▶ WORK INSTRUCTION
Please restate each entry word for word and leave the pictures out.

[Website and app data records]
****************

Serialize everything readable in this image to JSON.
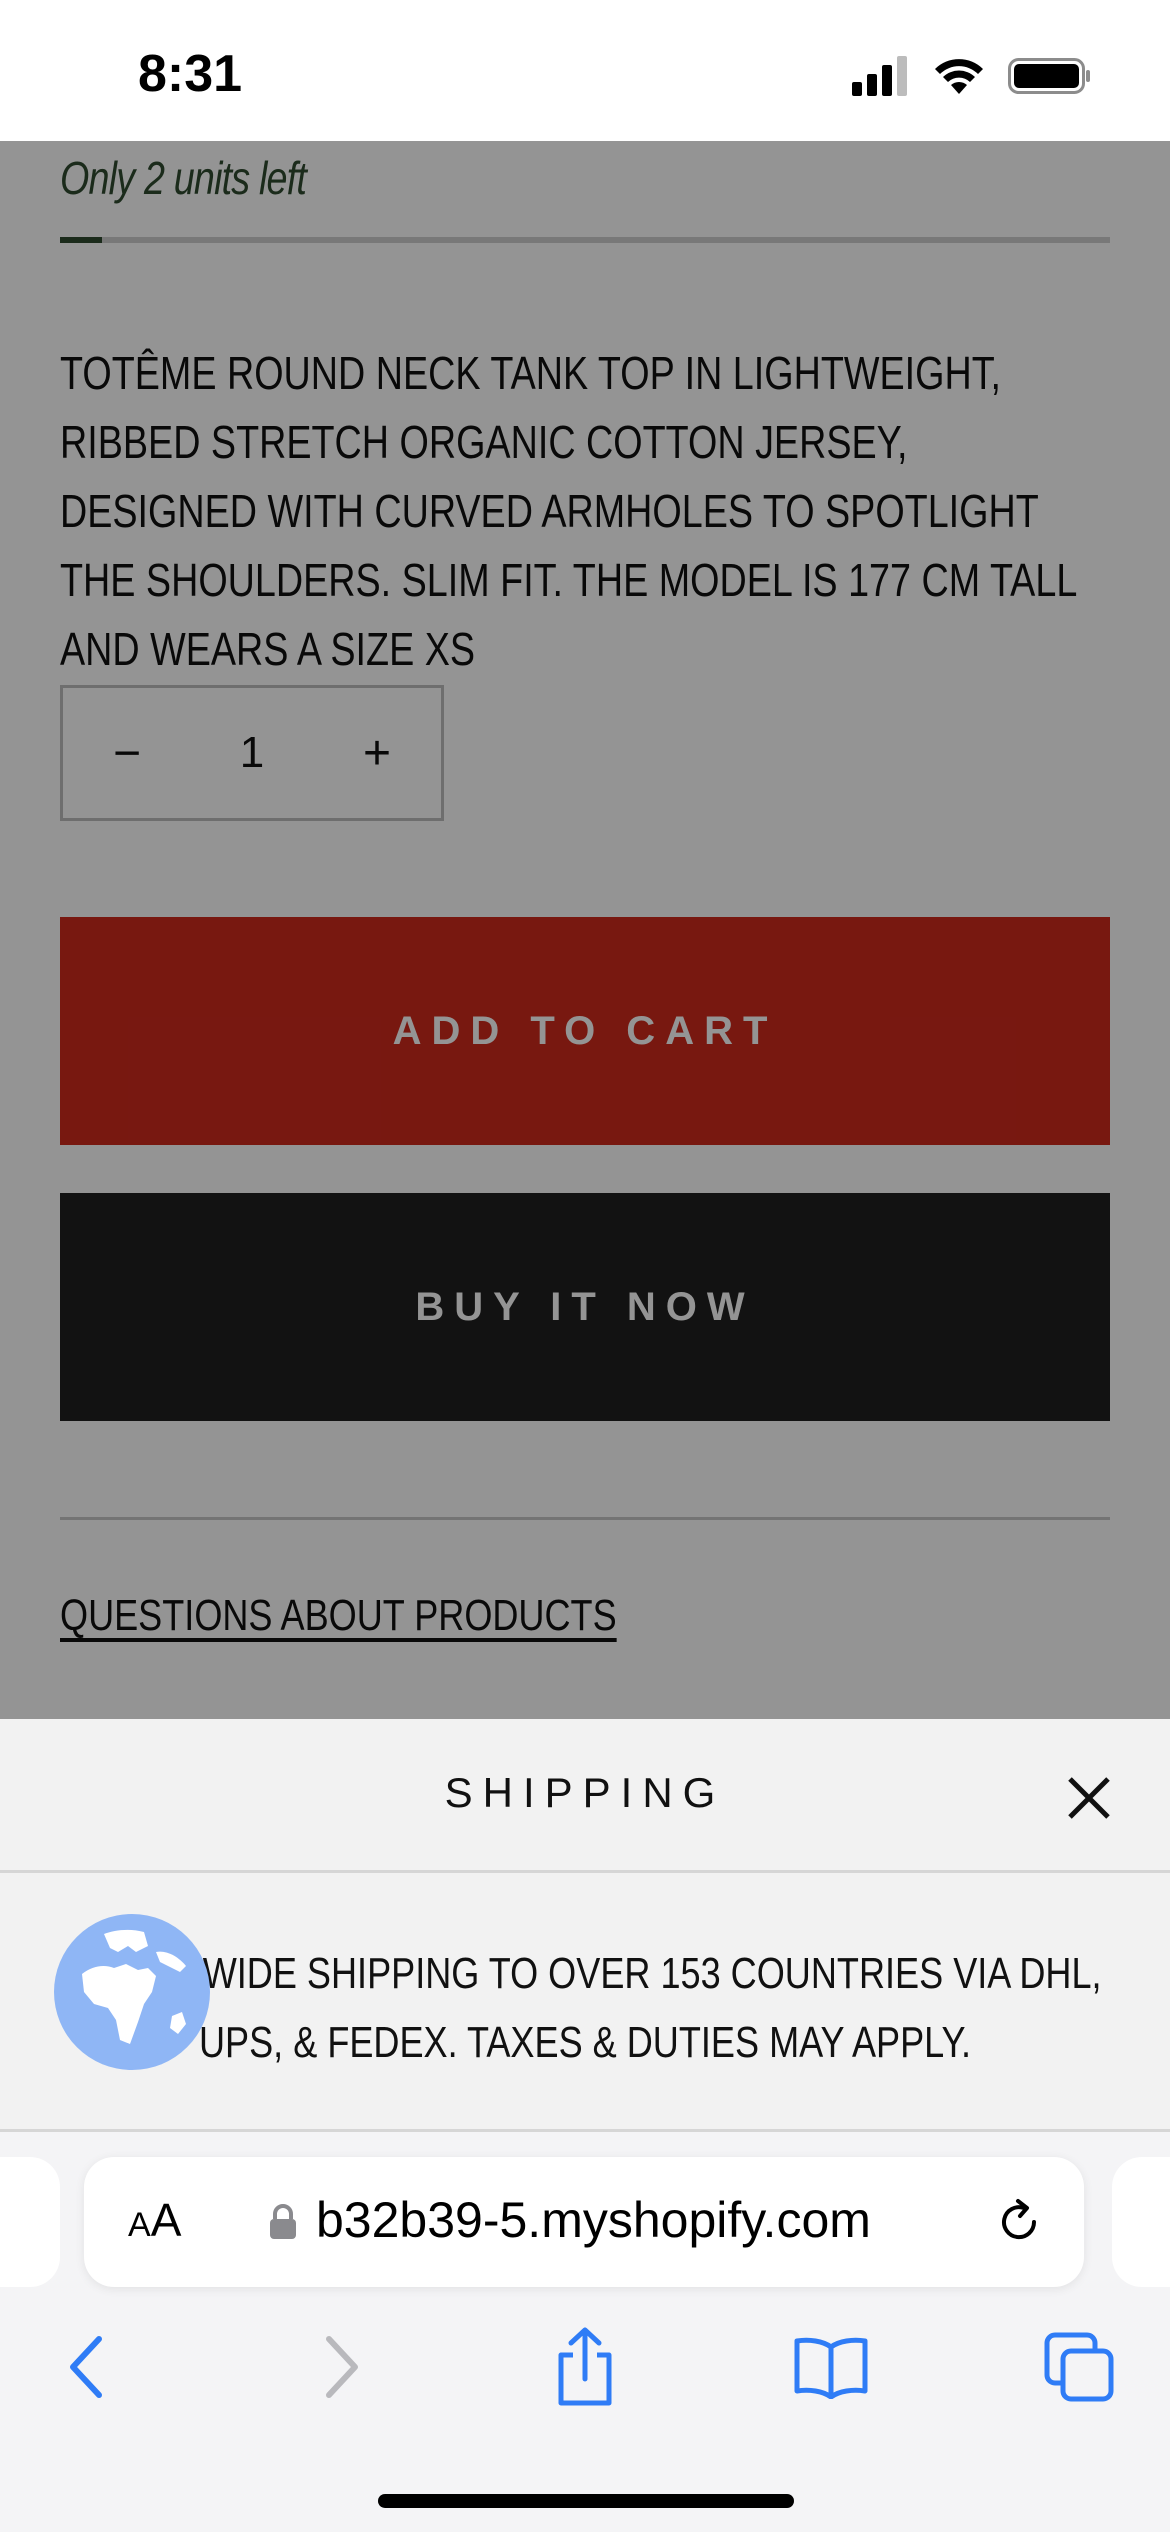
{
  "status_bar": {
    "time": "8:31"
  },
  "product": {
    "stock_note": "Only 2 units left",
    "stock_fraction": 0.04,
    "description": "TOTÊME ROUND NECK TANK TOP IN LIGHTWEIGHT, RIBBED STRETCH ORGANIC COTTON JERSEY, DESIGNED WITH CURVED ARMHOLES TO SPOTLIGHT THE SHOULDERS. SLIM FIT. THE MODEL IS 177 CM TALL AND WEARS A SIZE XS",
    "quantity": {
      "minus": "−",
      "value": "1",
      "plus": "+"
    },
    "add_to_cart": "ADD TO CART",
    "buy_now": "BUY IT NOW",
    "questions_link": "QUESTIONS ABOUT PRODUCTS"
  },
  "shipping_sheet": {
    "title": "SHIPPING",
    "body": "WORLDWIDE SHIPPING TO OVER 153 COUNTRIES VIA DHL, UPS, & FEDEX. TAXES & DUTIES MAY APPLY."
  },
  "browser": {
    "aa_small": "A",
    "aa_large": "A",
    "url": "b32b39-5.myshopify.com"
  },
  "colors": {
    "add_to_cart_bg": "#cf2a1d",
    "buy_now_bg": "#1f1f1f",
    "stock_accent": "#2f4a30",
    "safari_blue": "#2f7cf6"
  }
}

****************

▶ RESULT FOR THIS TASK
Serialize everything readable in this image to JSON.
{
  "status_bar": {
    "time": "8:31"
  },
  "product": {
    "stock_note": "Only 2 units left",
    "stock_fraction": 0.04,
    "description": "TOTÊME ROUND NECK TANK TOP IN LIGHTWEIGHT, RIBBED STRETCH ORGANIC COTTON JERSEY, DESIGNED WITH CURVED ARMHOLES TO SPOTLIGHT THE SHOULDERS. SLIM FIT. THE MODEL IS 177 CM TALL AND WEARS A SIZE XS",
    "quantity": {
      "minus": "−",
      "value": "1",
      "plus": "+"
    },
    "add_to_cart": "ADD TO CART",
    "buy_now": "BUY IT NOW",
    "questions_link": "QUESTIONS ABOUT PRODUCTS"
  },
  "shipping_sheet": {
    "title": "SHIPPING",
    "body": "WORLDWIDE SHIPPING TO OVER 153 COUNTRIES VIA DHL, UPS, & FEDEX. TAXES & DUTIES MAY APPLY."
  },
  "browser": {
    "aa_small": "A",
    "aa_large": "A",
    "url": "b32b39-5.myshopify.com"
  },
  "colors": {
    "add_to_cart_bg": "#cf2a1d",
    "buy_now_bg": "#1f1f1f",
    "stock_accent": "#2f4a30",
    "safari_blue": "#2f7cf6"
  }
}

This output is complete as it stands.